##### Extracted entries

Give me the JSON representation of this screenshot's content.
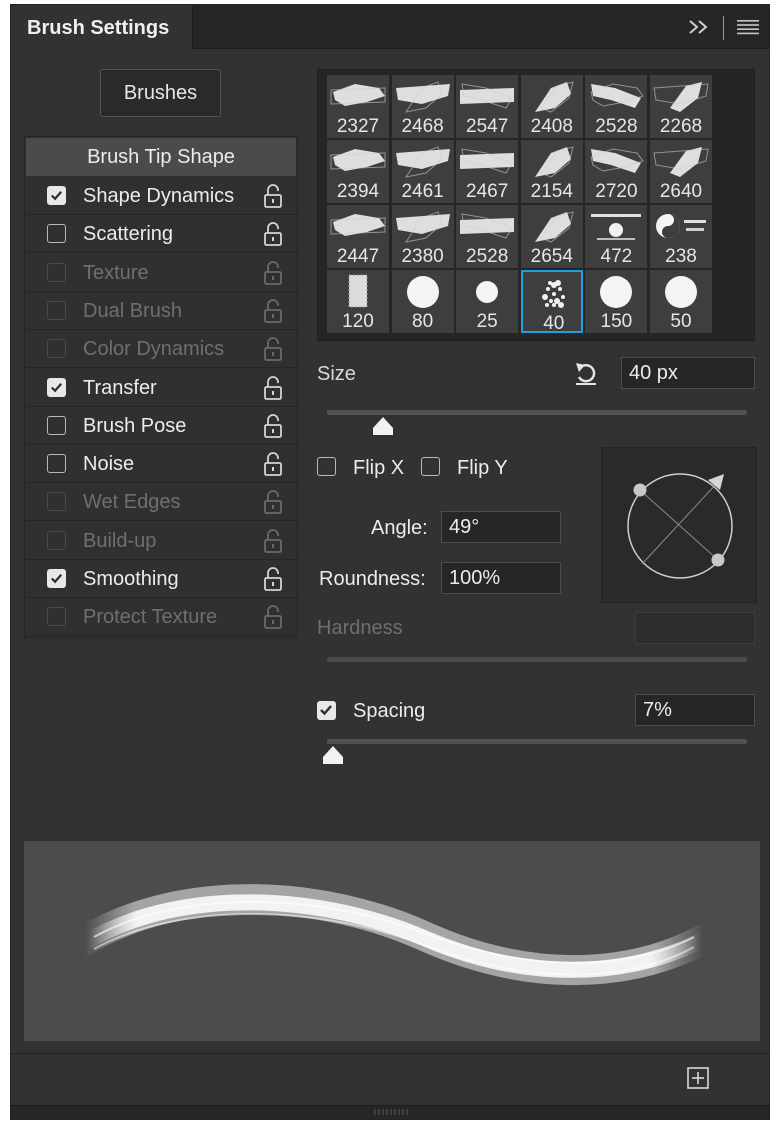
{
  "panel": {
    "title": "Brush Settings",
    "collapse_icon": "double-chevron-right-icon",
    "menu_icon": "hamburger-menu-icon"
  },
  "brushes_button": "Brushes",
  "tip_shape_label": "Brush Tip Shape",
  "options": [
    {
      "label": "Shape Dynamics",
      "checked": true,
      "enabled": true
    },
    {
      "label": "Scattering",
      "checked": false,
      "enabled": true
    },
    {
      "label": "Texture",
      "checked": false,
      "enabled": false
    },
    {
      "label": "Dual Brush",
      "checked": false,
      "enabled": false
    },
    {
      "label": "Color Dynamics",
      "checked": false,
      "enabled": false
    },
    {
      "label": "Transfer",
      "checked": true,
      "enabled": true
    },
    {
      "label": "Brush Pose",
      "checked": false,
      "enabled": true
    },
    {
      "label": "Noise",
      "checked": false,
      "enabled": true
    },
    {
      "label": "Wet Edges",
      "checked": false,
      "enabled": false
    },
    {
      "label": "Build-up",
      "checked": false,
      "enabled": false
    },
    {
      "label": "Smoothing",
      "checked": true,
      "enabled": true
    },
    {
      "label": "Protect Texture",
      "checked": false,
      "enabled": false
    }
  ],
  "brush_presets": [
    {
      "size": "2327",
      "kind": "texture"
    },
    {
      "size": "2468",
      "kind": "texture"
    },
    {
      "size": "2547",
      "kind": "texture"
    },
    {
      "size": "2408",
      "kind": "texture"
    },
    {
      "size": "2528",
      "kind": "texture"
    },
    {
      "size": "2268",
      "kind": "texture"
    },
    {
      "size": "2394",
      "kind": "texture"
    },
    {
      "size": "2461",
      "kind": "texture"
    },
    {
      "size": "2467",
      "kind": "texture"
    },
    {
      "size": "2154",
      "kind": "texture"
    },
    {
      "size": "2720",
      "kind": "texture"
    },
    {
      "size": "2640",
      "kind": "texture"
    },
    {
      "size": "2447",
      "kind": "texture"
    },
    {
      "size": "2380",
      "kind": "texture"
    },
    {
      "size": "2528",
      "kind": "texture"
    },
    {
      "size": "2654",
      "kind": "texture"
    },
    {
      "size": "472",
      "kind": "logo"
    },
    {
      "size": "238",
      "kind": "logo"
    },
    {
      "size": "120",
      "kind": "bar"
    },
    {
      "size": "80",
      "kind": "round"
    },
    {
      "size": "25",
      "kind": "round-small"
    },
    {
      "size": "40",
      "kind": "splatter",
      "selected": true
    },
    {
      "size": "150",
      "kind": "round"
    },
    {
      "size": "50",
      "kind": "round"
    }
  ],
  "size": {
    "label": "Size",
    "value": "40 px",
    "reset_icon": "reset-arrow-icon",
    "slider": 0.13
  },
  "flip_x": {
    "label": "Flip X",
    "checked": false
  },
  "flip_y": {
    "label": "Flip Y",
    "checked": false
  },
  "angle": {
    "label": "Angle:",
    "value": "49°"
  },
  "roundness": {
    "label": "Roundness:",
    "value": "100%"
  },
  "hardness": {
    "label": "Hardness",
    "value": ""
  },
  "spacing": {
    "label": "Spacing",
    "checked": true,
    "value": "7%",
    "slider": 0.01
  },
  "footer": {
    "new_icon": "new-brush-icon"
  },
  "colors": {
    "accent": "#21a0e1",
    "panel": "#323232",
    "field": "#262626"
  }
}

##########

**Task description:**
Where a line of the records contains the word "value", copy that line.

**Your solution:**
    "value": "40 px",
    "value": "49°"
    "value": "100%"
    "value": ""
    "value": "7%",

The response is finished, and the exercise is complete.